In the past few years Ho has focused more on Hawaiian music, both in producing and as a performer. He says that getting back into Hawaiian music meant getting back to his roots, the stuff he grew up with. It’s also simply more practical than traveling with a six-piece contemporary jazz band like Kilauea.
“You needed to backline the percussion, the keyboard, you need six hotel rooms and air fares, and I couldn’t even play at a radio station with my piano,” says Ho. “So I switched instruments. I started playing slack key guitar and performing as a soloist. That was the late ’90s.”
That kind of flexibility is another advantage of having your own label he contends. “If you are on someone else’s label they’ll never let you change genres and instruments. You are starting from scratch, not a good economic decision that any business would make.”
Ho credits slack key legend George Kahumoko, Jr., one of the first artists on Ho’s label, with inspiring him. “The first CD of his we recorded was Hymns of Hawaii, and it’s one of our best selling CDs. He took me under his wing and gave me a start in a completely different genre.
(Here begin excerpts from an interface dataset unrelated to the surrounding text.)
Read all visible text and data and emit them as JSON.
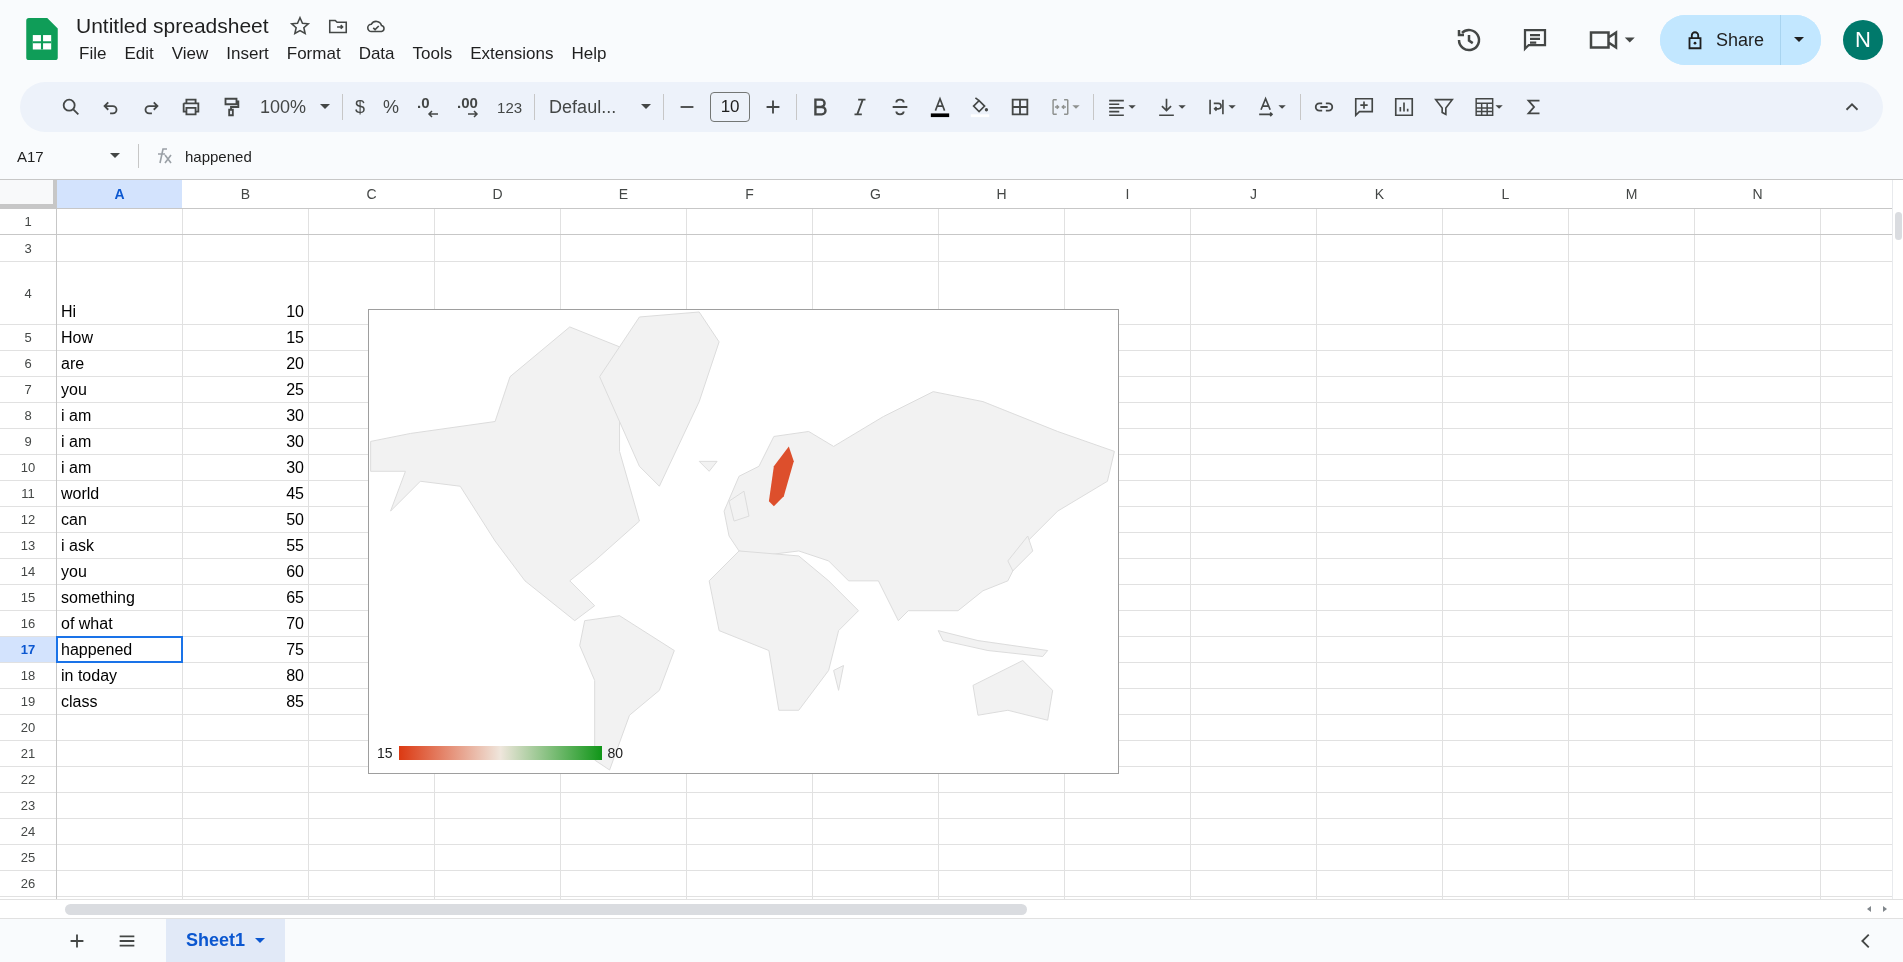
{
  "title": "Untitled spreadsheet",
  "menu": [
    "File",
    "Edit",
    "View",
    "Insert",
    "Format",
    "Data",
    "Tools",
    "Extensions",
    "Help"
  ],
  "share": {
    "label": "Share"
  },
  "avatar": "N",
  "toolbar": {
    "zoom": "100%",
    "currency": "$",
    "percent": "%",
    "decrease_decimals": ".0",
    "increase_decimals": ".00",
    "number_format": "123",
    "font": "Defaul...",
    "font_size": "10"
  },
  "name_box": "A17",
  "formula": "happened",
  "columns": [
    {
      "label": "A",
      "selected": true
    },
    {
      "label": "B",
      "selected": false
    },
    {
      "label": "C",
      "selected": false
    },
    {
      "label": "D",
      "selected": false
    },
    {
      "label": "E",
      "selected": false
    },
    {
      "label": "F",
      "selected": false
    },
    {
      "label": "G",
      "selected": false
    },
    {
      "label": "H",
      "selected": false
    },
    {
      "label": "I",
      "selected": false
    },
    {
      "label": "J",
      "selected": false
    },
    {
      "label": "K",
      "selected": false
    },
    {
      "label": "L",
      "selected": false
    },
    {
      "label": "M",
      "selected": false
    },
    {
      "label": "N",
      "selected": false
    }
  ],
  "rows": [
    {
      "number": "1",
      "kind": "normal",
      "selected": false
    },
    {
      "number": "3",
      "kind": "after-hidden",
      "selected": false
    },
    {
      "number": "4",
      "kind": "tall",
      "selected": false,
      "a": "Hi",
      "b": "10"
    },
    {
      "number": "5",
      "kind": "normal",
      "selected": false,
      "a": "How",
      "b": "15"
    },
    {
      "number": "6",
      "kind": "normal",
      "selected": false,
      "a": "are",
      "b": "20"
    },
    {
      "number": "7",
      "kind": "normal",
      "selected": false,
      "a": "you",
      "b": "25"
    },
    {
      "number": "8",
      "kind": "normal",
      "selected": false,
      "a": "i am",
      "b": "30"
    },
    {
      "number": "9",
      "kind": "normal",
      "selected": false,
      "a": "i am",
      "b": "30"
    },
    {
      "number": "10",
      "kind": "normal",
      "selected": false,
      "a": "i am",
      "b": "30"
    },
    {
      "number": "11",
      "kind": "normal",
      "selected": false,
      "a": "world",
      "b": "45"
    },
    {
      "number": "12",
      "kind": "normal",
      "selected": false,
      "a": "can",
      "b": "50"
    },
    {
      "number": "13",
      "kind": "normal",
      "selected": false,
      "a": "i ask",
      "b": "55"
    },
    {
      "number": "14",
      "kind": "normal",
      "selected": false,
      "a": "you",
      "b": "60"
    },
    {
      "number": "15",
      "kind": "normal",
      "selected": false,
      "a": "something",
      "b": "65"
    },
    {
      "number": "16",
      "kind": "normal",
      "selected": false,
      "a": "of what",
      "b": "70"
    },
    {
      "number": "17",
      "kind": "normal",
      "selected": true,
      "a": "happened",
      "b": "75"
    },
    {
      "number": "18",
      "kind": "normal",
      "selected": false,
      "a": "in today",
      "b": "80"
    },
    {
      "number": "19",
      "kind": "normal",
      "selected": false,
      "a": "class",
      "b": "85"
    },
    {
      "number": "20",
      "kind": "normal",
      "selected": false
    },
    {
      "number": "21",
      "kind": "normal",
      "selected": false
    },
    {
      "number": "22",
      "kind": "normal",
      "selected": false
    },
    {
      "number": "23",
      "kind": "normal",
      "selected": false
    },
    {
      "number": "24",
      "kind": "normal",
      "selected": false
    },
    {
      "number": "25",
      "kind": "normal",
      "selected": false
    },
    {
      "number": "26",
      "kind": "normal",
      "selected": false
    }
  ],
  "chart": {
    "legend_min": "15",
    "legend_max": "80"
  },
  "sheets": [
    {
      "label": "Sheet1",
      "selected": true
    }
  ]
}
Without him, I don’t think I would be me,” says Ho.
Today, Ho takes great joy in all aspects of working in the music industry under his own terms. He says his favorite part is “making things.” “I love going to the manufacturer, picking up the CD, and tearing open the shrink wrap for the first time. I love the process of writing. It is like a 3D puzzle, trying to make all the pieces fit together melodically, harmonically. And
I love performing because of the
Ho’s focus on Hawaiian music has now evolved to mostly performing on ukulele. “It’s probably about 90% of my work now,” he says. “I love the ukulele. I can take it everywhere. It’s a way to have music with you all the time.”
“It’s such a cute happy sound,” he says, adding that the little folk instrument has gained huge popularity in the past few years, probably partially due to its simplicity and lack of pretension. “It’s a social instrument. You can get 50 people every week jamming together,” he says.
“There’s not a lot of repertoire available,” Ho says, but he’s doing his part to help with that. “I write down and document everything that I compose and arrange. A lot of people say, ‘Hey, I want to learn how to play that.’ I say, ‘Here’s the book.’” Ho’s arrangements are available through Alfred Music (www.alfred.com).
Ho takes great passion in promoting the little instrument. He’s currently hard at work on a Worldwide Virtual Ukulele Ensemble video. Ukulele enthusiasts from all around the world have until March 15 to submit a video of themselves playing his tune “Pineapple Mango.” Instructions, videos, and music for the project can be found at www.MakingMusicMag.com/virtual-ukulele-ensemble.
“What I wanted to do was create something that was inclusive, that brings everyone together from clubs to professionals to amateurs to people who just love the instrument; kind of a statement of unity,” he says of the project that he hopes will include hundreds of ukulele players from around the world. “I asked everyone to put a sign where you are and what the organization is.” The video will be launched at the Reno Ukulele Festival held April 24-27 and then posted on YouTube afterwards.
Being his own producer also gives Ho the opportunity to delve into lots of varied projects. For example, he recently recorded a duet of “Romance” with world-renowned classical guitarist Pepe Romero. He’s recording a duet with Chinese pipa player Wu Man. Plus, he wrote and recorded the theme song, “Of Friendships and Dreams,” for Honda’s record-breaking float that led the 2014 Rose Parade.
–If you like this article check out our Daniel Ho Ukulele Contest.
–Want more Ukulele Professionals? Here’s our chat with Jake Shimakukuro.
–Want to learn the ukulele? This store is filled with helpful books and videos.